WHAT THE TASK REQUIRES.
With the pictures left out, write every entry down exactly.

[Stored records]
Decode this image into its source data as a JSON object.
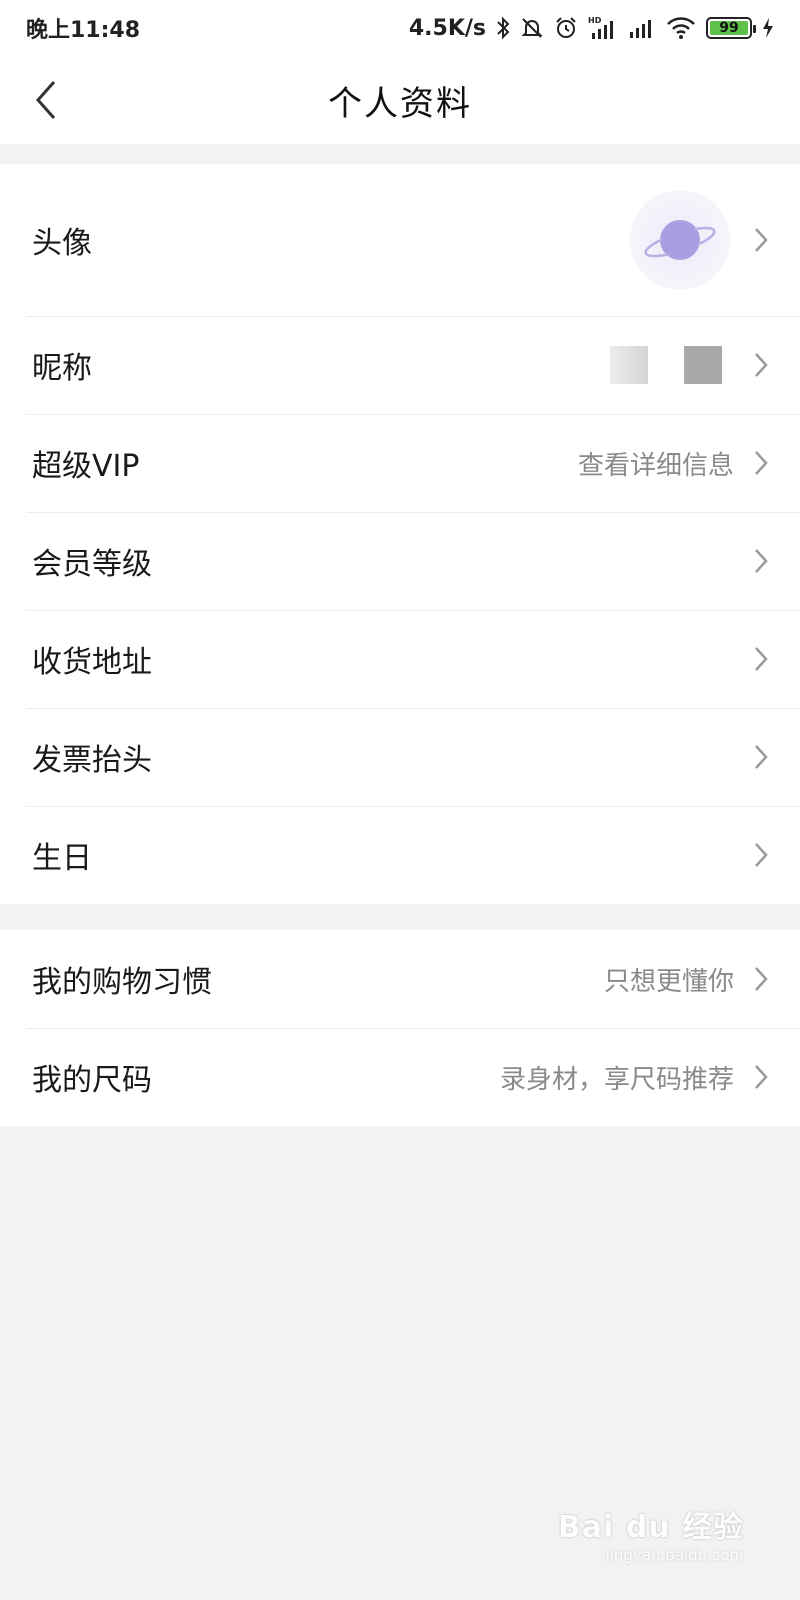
{
  "status_bar": {
    "time": "晚上11:48",
    "speed": "4.5K/s",
    "battery": "99"
  },
  "header": {
    "title": "个人资料"
  },
  "profile_items": [
    {
      "label": "头像",
      "value": ""
    },
    {
      "label": "昵称",
      "value": ""
    },
    {
      "label": "超级VIP",
      "value": "查看详细信息"
    },
    {
      "label": "会员等级",
      "value": ""
    },
    {
      "label": "收货地址",
      "value": ""
    },
    {
      "label": "发票抬头",
      "value": ""
    },
    {
      "label": "生日",
      "value": ""
    }
  ],
  "preference_items": [
    {
      "label": "我的购物习惯",
      "value": "只想更懂你"
    },
    {
      "label": "我的尺码",
      "value": "录身材，享尺码推荐"
    }
  ],
  "watermark": {
    "main": "Bai du 经验",
    "sub": "jingyan.baidu.com"
  },
  "colors": {
    "background": "#f2f2f2",
    "card": "#ffffff",
    "secondary_text": "#8a8a8a",
    "avatar_accent": "#a89ee0",
    "battery_fill": "#5ec24a"
  }
}
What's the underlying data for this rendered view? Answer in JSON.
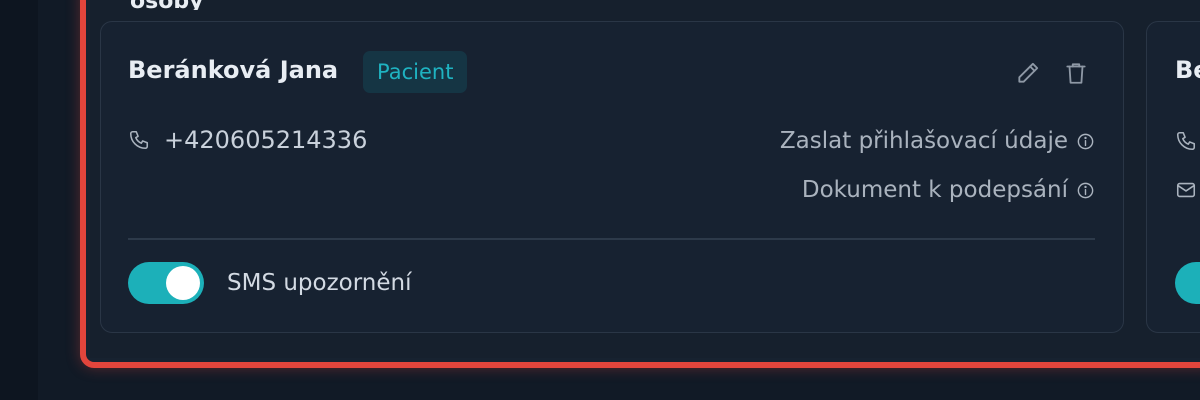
{
  "section": {
    "title": "Kontaktní osoby"
  },
  "card": {
    "name": "Beránková Jana",
    "badge": "Pacient",
    "phone": "+420605214336",
    "actions": [
      {
        "label": "Zaslat přihlašovací údaje",
        "icon": "info-icon"
      },
      {
        "label": "Dokument k podepsání",
        "icon": "info-icon"
      }
    ],
    "sms_toggle": {
      "label": "SMS upozornění",
      "enabled": true
    }
  },
  "next_card": {
    "name_partial": "Be"
  },
  "icons": {
    "edit": "pencil-icon",
    "delete": "trash-icon",
    "phone": "phone-icon",
    "mail": "mail-icon"
  },
  "colors": {
    "accent": "#1cb0b9",
    "badge_text": "#1fb3c1",
    "highlight": "#e2453c",
    "card_bg": "#172231"
  }
}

OUTPUT OF THE TASK.
Decode this image into its source data as a JSON object.
{
  "status_bar": {
    "time": "晚上11:48",
    "speed": "4.5K/s",
    "battery": "99"
  },
  "header": {
    "title": "个人资料"
  },
  "profile_items": [
    {
      "label": "头像",
      "value": ""
    },
    {
      "label": "昵称",
      "value": ""
    },
    {
      "label": "超级VIP",
      "value": "查看详细信息"
    },
    {
      "label": "会员等级",
      "value": ""
    },
    {
      "label": "收货地址",
      "value": ""
    },
    {
      "label": "发票抬头",
      "value": ""
    },
    {
      "label": "生日",
      "value": ""
    }
  ],
  "preference_items": [
    {
      "label": "我的购物习惯",
      "value": "只想更懂你"
    },
    {
      "label": "我的尺码",
      "value": "录身材，享尺码推荐"
    }
  ],
  "watermark": {
    "main": "Bai du 经验",
    "sub": "jingyan.baidu.com"
  },
  "colors": {
    "background": "#f2f2f2",
    "card": "#ffffff",
    "secondary_text": "#8a8a8a",
    "avatar_accent": "#a89ee0",
    "battery_fill": "#5ec24a"
  }
}
What's the underlying data for this rendered view? Answer in JSON.
{
  "section": {
    "title": "Kontaktní osoby"
  },
  "card": {
    "name": "Beránková Jana",
    "badge": "Pacient",
    "phone": "+420605214336",
    "actions": [
      {
        "label": "Zaslat přihlašovací údaje",
        "icon": "info-icon"
      },
      {
        "label": "Dokument k podepsání",
        "icon": "info-icon"
      }
    ],
    "sms_toggle": {
      "label": "SMS upozornění",
      "enabled": true
    }
  },
  "next_card": {
    "name_partial": "Be"
  },
  "icons": {
    "edit": "pencil-icon",
    "delete": "trash-icon",
    "phone": "phone-icon",
    "mail": "mail-icon"
  },
  "colors": {
    "accent": "#1cb0b9",
    "badge_text": "#1fb3c1",
    "highlight": "#e2453c",
    "card_bg": "#172231"
  }
}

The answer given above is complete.